Records for processing:
----------

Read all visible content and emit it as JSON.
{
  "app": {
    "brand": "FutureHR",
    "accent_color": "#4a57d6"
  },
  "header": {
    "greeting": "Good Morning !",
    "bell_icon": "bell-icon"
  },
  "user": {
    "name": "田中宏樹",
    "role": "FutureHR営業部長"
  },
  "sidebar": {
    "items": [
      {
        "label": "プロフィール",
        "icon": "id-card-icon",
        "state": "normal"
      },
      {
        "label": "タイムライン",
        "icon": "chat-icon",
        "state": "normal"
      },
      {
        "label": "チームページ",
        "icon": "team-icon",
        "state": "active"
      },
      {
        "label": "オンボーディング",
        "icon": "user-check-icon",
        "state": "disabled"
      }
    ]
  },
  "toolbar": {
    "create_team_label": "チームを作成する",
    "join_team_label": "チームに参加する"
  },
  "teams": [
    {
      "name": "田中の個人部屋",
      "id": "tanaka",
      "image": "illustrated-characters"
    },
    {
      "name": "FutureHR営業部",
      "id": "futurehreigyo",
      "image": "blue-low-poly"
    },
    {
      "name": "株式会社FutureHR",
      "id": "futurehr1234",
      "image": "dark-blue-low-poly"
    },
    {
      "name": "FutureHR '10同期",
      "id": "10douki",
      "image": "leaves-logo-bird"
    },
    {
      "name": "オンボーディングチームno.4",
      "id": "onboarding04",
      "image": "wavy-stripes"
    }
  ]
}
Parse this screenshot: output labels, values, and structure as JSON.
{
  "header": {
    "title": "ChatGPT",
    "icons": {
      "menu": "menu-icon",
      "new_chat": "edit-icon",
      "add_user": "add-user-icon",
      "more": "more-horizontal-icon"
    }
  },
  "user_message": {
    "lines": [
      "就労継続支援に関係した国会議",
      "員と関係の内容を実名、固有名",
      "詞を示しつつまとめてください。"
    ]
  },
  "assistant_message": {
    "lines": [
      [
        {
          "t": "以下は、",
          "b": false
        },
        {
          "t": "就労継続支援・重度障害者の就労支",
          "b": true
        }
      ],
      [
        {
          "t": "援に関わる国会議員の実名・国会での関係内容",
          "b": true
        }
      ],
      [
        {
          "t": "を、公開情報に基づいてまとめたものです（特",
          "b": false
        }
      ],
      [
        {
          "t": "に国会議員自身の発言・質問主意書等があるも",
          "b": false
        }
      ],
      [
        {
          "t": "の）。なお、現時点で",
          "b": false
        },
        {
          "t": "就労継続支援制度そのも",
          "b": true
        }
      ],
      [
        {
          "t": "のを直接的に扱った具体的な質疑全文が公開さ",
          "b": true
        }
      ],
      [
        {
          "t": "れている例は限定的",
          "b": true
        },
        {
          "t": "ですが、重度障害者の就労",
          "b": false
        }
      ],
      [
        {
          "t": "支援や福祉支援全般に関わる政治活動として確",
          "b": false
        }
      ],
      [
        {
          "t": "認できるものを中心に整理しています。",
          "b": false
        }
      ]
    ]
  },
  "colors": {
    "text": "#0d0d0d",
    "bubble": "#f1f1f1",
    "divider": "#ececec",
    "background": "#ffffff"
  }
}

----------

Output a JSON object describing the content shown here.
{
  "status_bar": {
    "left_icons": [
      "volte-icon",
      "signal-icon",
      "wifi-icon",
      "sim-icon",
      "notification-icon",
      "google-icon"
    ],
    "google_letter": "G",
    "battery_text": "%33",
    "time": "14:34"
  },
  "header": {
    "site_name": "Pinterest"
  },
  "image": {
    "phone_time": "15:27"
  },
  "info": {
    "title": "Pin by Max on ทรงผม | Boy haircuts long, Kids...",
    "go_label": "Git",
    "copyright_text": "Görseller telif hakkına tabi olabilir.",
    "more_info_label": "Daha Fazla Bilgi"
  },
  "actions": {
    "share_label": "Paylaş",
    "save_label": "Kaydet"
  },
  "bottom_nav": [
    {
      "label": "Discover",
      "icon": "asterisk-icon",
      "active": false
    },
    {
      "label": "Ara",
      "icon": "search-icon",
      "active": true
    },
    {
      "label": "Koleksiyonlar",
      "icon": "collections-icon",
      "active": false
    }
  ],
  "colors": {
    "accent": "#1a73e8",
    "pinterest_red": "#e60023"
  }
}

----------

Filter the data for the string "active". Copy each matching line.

Answer to the problem:
        "state": "active"
      "active": false
      "active": true
      "active": false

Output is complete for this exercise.